**Dataset records**:
Segment Open

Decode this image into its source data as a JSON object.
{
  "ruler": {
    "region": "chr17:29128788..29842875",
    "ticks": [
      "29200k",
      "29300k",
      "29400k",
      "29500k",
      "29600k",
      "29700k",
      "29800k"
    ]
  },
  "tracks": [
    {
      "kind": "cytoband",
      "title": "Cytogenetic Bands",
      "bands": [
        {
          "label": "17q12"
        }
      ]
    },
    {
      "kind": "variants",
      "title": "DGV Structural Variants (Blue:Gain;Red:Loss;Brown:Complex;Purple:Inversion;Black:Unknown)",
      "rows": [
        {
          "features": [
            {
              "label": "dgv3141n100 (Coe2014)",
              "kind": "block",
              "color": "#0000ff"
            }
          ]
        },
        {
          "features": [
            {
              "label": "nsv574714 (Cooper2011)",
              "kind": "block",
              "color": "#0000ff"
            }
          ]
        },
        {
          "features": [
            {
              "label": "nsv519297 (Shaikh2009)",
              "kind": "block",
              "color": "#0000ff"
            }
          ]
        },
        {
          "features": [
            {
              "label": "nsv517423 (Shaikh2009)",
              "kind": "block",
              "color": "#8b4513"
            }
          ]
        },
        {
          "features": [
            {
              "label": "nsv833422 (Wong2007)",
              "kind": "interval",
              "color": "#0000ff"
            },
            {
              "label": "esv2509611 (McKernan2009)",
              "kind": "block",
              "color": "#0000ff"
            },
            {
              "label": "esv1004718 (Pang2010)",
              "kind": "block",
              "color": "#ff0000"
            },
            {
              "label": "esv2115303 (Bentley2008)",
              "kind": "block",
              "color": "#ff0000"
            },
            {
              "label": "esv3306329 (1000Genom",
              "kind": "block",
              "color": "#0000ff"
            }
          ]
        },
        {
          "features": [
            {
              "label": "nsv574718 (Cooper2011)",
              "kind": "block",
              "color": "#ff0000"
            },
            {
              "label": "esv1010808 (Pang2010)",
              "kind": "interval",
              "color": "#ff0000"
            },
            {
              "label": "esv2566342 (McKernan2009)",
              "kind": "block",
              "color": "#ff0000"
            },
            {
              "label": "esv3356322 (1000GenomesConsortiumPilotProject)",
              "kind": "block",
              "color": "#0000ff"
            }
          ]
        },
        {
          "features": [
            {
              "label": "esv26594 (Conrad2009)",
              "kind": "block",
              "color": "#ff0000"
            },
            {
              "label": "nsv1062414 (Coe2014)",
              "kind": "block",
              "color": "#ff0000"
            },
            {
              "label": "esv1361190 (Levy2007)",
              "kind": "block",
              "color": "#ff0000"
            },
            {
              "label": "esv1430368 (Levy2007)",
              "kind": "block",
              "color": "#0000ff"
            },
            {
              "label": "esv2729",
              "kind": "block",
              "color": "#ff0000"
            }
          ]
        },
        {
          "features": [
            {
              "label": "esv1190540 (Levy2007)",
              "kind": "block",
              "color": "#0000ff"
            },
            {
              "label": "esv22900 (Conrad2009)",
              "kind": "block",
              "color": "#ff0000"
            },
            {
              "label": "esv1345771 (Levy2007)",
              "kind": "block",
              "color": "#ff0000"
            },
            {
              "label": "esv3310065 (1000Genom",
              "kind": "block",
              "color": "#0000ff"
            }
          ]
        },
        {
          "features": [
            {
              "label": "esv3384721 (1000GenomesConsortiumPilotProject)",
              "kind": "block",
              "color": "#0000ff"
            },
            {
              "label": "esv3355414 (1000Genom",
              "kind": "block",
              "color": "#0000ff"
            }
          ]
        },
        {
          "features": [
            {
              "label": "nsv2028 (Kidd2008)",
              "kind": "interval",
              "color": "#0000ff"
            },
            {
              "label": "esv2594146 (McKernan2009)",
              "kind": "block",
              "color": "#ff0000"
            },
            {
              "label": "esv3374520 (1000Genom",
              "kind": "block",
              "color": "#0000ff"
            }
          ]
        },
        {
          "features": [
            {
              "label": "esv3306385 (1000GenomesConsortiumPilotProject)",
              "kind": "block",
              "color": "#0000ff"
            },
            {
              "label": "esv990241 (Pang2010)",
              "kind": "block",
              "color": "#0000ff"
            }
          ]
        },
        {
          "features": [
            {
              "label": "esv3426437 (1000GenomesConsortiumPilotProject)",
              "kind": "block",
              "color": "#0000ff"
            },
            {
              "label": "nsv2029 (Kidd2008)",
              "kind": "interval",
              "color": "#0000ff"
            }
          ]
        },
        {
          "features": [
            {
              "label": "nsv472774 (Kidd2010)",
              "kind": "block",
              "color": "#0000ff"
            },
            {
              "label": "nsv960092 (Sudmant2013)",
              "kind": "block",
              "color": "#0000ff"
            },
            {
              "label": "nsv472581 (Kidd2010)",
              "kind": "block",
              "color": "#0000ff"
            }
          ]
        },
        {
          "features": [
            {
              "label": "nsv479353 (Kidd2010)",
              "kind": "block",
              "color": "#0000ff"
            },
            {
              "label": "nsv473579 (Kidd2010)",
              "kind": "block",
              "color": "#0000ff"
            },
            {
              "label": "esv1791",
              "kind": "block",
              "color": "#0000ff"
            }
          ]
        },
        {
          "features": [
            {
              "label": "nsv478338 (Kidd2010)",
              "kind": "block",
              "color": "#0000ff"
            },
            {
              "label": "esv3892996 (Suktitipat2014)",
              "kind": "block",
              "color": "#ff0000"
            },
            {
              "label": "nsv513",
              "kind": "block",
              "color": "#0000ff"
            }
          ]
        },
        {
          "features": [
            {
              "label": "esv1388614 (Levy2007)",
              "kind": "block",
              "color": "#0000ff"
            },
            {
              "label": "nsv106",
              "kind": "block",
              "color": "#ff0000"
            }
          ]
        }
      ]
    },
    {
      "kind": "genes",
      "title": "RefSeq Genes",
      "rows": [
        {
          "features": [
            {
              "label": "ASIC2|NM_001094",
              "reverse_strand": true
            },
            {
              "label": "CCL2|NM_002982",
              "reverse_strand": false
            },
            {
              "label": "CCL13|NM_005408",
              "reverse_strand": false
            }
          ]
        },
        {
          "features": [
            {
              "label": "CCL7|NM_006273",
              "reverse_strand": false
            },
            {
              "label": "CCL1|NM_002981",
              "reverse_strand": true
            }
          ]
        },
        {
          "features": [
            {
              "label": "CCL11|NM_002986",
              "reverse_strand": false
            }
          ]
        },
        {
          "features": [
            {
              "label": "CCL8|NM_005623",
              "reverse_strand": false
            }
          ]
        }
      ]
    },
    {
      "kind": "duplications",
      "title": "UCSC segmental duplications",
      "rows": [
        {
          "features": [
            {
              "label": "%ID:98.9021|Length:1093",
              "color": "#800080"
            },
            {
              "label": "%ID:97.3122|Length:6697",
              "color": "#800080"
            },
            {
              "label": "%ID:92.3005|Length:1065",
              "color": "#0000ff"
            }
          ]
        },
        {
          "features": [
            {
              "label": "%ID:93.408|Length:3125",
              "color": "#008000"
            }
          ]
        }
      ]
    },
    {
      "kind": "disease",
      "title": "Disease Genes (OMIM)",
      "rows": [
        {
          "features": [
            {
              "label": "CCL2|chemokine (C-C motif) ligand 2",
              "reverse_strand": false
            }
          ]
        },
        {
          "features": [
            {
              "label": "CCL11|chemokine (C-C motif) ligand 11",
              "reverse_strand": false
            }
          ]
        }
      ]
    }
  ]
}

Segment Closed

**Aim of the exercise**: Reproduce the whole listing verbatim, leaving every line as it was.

**Response area**:
Decode this image into its source data as a JSON object.
{
  "ruler": {
    "region": "chr17:29128788..29842875",
    "ticks": [
      "29200k",
      "29300k",
      "29400k",
      "29500k",
      "29600k",
      "29700k",
      "29800k"
    ]
  },
  "tracks": [
    {
      "kind": "cytoband",
      "title": "Cytogenetic Bands",
      "bands": [
        {
          "label": "17q12"
        }
      ]
    },
    {
      "kind": "variants",
      "title": "DGV Structural Variants (Blue:Gain;Red:Loss;Brown:Complex;Purple:Inversion;Black:Unknown)",
      "rows": [
        {
          "features": [
            {
              "label": "dgv3141n100 (Coe2014)",
              "kind": "block",
              "color": "#0000ff"
            }
          ]
        },
        {
          "features": [
            {
              "label": "nsv574714 (Cooper2011)",
              "kind": "block",
              "color": "#0000ff"
            }
          ]
        },
        {
          "features": [
            {
              "label": "nsv519297 (Shaikh2009)",
              "kind": "block",
              "color": "#0000ff"
            }
          ]
        },
        {
          "features": [
            {
              "label": "nsv517423 (Shaikh2009)",
              "kind": "block",
              "color": "#8b4513"
            }
          ]
        },
        {
          "features": [
            {
              "label": "nsv833422 (Wong2007)",
              "kind": "interval",
              "color": "#0000ff"
            },
            {
              "label": "esv2509611 (McKernan2009)",
              "kind": "block",
              "color": "#0000ff"
            },
            {
              "label": "esv1004718 (Pang2010)",
              "kind": "block",
              "color": "#ff0000"
            },
            {
              "label": "esv2115303 (Bentley2008)",
              "kind": "block",
              "color": "#ff0000"
            },
            {
              "label": "esv3306329 (1000Genom",
              "kind": "block",
              "color": "#0000ff"
            }
          ]
        },
        {
          "features": [
            {
              "label": "nsv574718 (Cooper2011)",
              "kind": "block",
              "color": "#ff0000"
            },
            {
              "label": "esv1010808 (Pang2010)",
              "kind": "interval",
              "color": "#ff0000"
            },
            {
              "label": "esv2566342 (McKernan2009)",
              "kind": "block",
              "color": "#ff0000"
            },
            {
              "label": "esv3356322 (1000GenomesConsortiumPilotProject)",
              "kind": "block",
              "color": "#0000ff"
            }
          ]
        },
        {
          "features": [
            {
              "label": "esv26594 (Conrad2009)",
              "kind": "block",
              "color": "#ff0000"
            },
            {
              "label": "nsv1062414 (Coe2014)",
              "kind": "block",
              "color": "#ff0000"
            },
            {
              "label": "esv1361190 (Levy2007)",
              "kind": "block",
              "color": "#ff0000"
            },
            {
              "label": "esv1430368 (Levy2007)",
              "kind": "block",
              "color": "#0000ff"
            },
            {
              "label": "esv2729",
              "kind": "block",
              "color": "#ff0000"
            }
          ]
        },
        {
          "features": [
            {
              "label": "esv1190540 (Levy2007)",
              "kind": "block",
              "color": "#0000ff"
            },
            {
              "label": "esv22900 (Conrad2009)",
              "kind": "block",
              "color": "#ff0000"
            },
            {
              "label": "esv1345771 (Levy2007)",
              "kind": "block",
              "color": "#ff0000"
            },
            {
              "label": "esv3310065 (1000Genom",
              "kind": "block",
              "color": "#0000ff"
            }
          ]
        },
        {
          "features": [
            {
              "label": "esv3384721 (1000GenomesConsortiumPilotProject)",
              "kind": "block",
              "color": "#0000ff"
            },
            {
              "label": "esv3355414 (1000Genom",
              "kind": "block",
              "color": "#0000ff"
            }
          ]
        },
        {
          "features": [
            {
              "label": "nsv2028 (Kidd2008)",
              "kind": "interval",
              "color": "#0000ff"
            },
            {
              "label": "esv2594146 (McKernan2009)",
              "kind": "block",
              "color": "#ff0000"
            },
            {
              "label": "esv3374520 (1000Genom",
              "kind": "block",
              "color": "#0000ff"
            }
          ]
        },
        {
          "features": [
            {
              "label": "esv3306385 (1000GenomesConsortiumPilotProject)",
              "kind": "block",
              "color": "#0000ff"
            },
            {
              "label": "esv990241 (Pang2010)",
              "kind": "block",
              "color": "#0000ff"
            }
          ]
        },
        {
          "features": [
            {
              "label": "esv3426437 (1000GenomesConsortiumPilotProject)",
              "kind": "block",
              "color": "#0000ff"
            },
            {
              "label": "nsv2029 (Kidd2008)",
              "kind": "interval",
              "color": "#0000ff"
            }
          ]
        },
        {
          "features": [
            {
              "label": "nsv472774 (Kidd2010)",
              "kind": "block",
              "color": "#0000ff"
            },
            {
              "label": "nsv960092 (Sudmant2013)",
              "kind": "block",
              "color": "#0000ff"
            },
            {
              "label": "nsv472581 (Kidd2010)",
              "kind": "block",
              "color": "#0000ff"
            }
          ]
        },
        {
          "features": [
            {
              "label": "nsv479353 (Kidd2010)",
              "kind": "block",
              "color": "#0000ff"
            },
            {
              "label": "nsv473579 (Kidd2010)",
              "kind": "block",
              "color": "#0000ff"
            },
            {
              "label": "esv1791",
              "kind": "block",
              "color": "#0000ff"
            }
          ]
        },
        {
          "features": [
            {
              "label": "nsv478338 (Kidd2010)",
              "kind": "block",
              "color": "#0000ff"
            },
            {
              "label": "esv3892996 (Suktitipat2014)",
              "kind": "block",
              "color": "#ff0000"
            },
            {
              "label": "nsv513",
              "kind": "block",
              "color": "#0000ff"
            }
          ]
        },
        {
          "features": [
            {
              "label": "esv1388614 (Levy2007)",
              "kind": "block",
              "color": "#0000ff"
            },
            {
              "label": "nsv106",
              "kind": "block",
              "color": "#ff0000"
            }
          ]
        }
      ]
    },
    {
      "kind": "genes",
      "title": "RefSeq Genes",
      "rows": [
        {
          "features": [
            {
              "label": "ASIC2|NM_001094",
              "reverse_strand": true
            },
            {
              "label": "CCL2|NM_002982",
              "reverse_strand": false
            },
            {
              "label": "CCL13|NM_005408",
              "reverse_strand": false
            }
          ]
        },
        {
          "features": [
            {
              "label": "CCL7|NM_006273",
              "reverse_strand": false
            },
            {
              "label": "CCL1|NM_002981",
              "reverse_strand": true
            }
          ]
        },
        {
          "features": [
            {
              "label": "CCL11|NM_002986",
              "reverse_strand": false
            }
          ]
        },
        {
          "features": [
            {
              "label": "CCL8|NM_005623",
              "reverse_strand": false
            }
          ]
        }
      ]
    },
    {
      "kind": "duplications",
      "title": "UCSC segmental duplications",
      "rows": [
        {
          "features": [
            {
              "label": "%ID:98.9021|Length:1093",
              "color": "#800080"
            },
            {
              "label": "%ID:97.3122|Length:6697",
              "color": "#800080"
            },
            {
              "label": "%ID:92.3005|Length:1065",
              "color": "#0000ff"
            }
          ]
        },
        {
          "features": [
            {
              "label": "%ID:93.408|Length:3125",
              "color": "#008000"
            }
          ]
        }
      ]
    },
    {
      "kind": "disease",
      "title": "Disease Genes (OMIM)",
      "rows": [
        {
          "features": [
            {
              "label": "CCL2|chemokine (C-C motif) ligand 2",
              "reverse_strand": false
            }
          ]
        },
        {
          "features": [
            {
              "label": "CCL11|chemokine (C-C motif) ligand 11",
              "reverse_strand": false
            }
          ]
        }
      ]
    }
  ]
}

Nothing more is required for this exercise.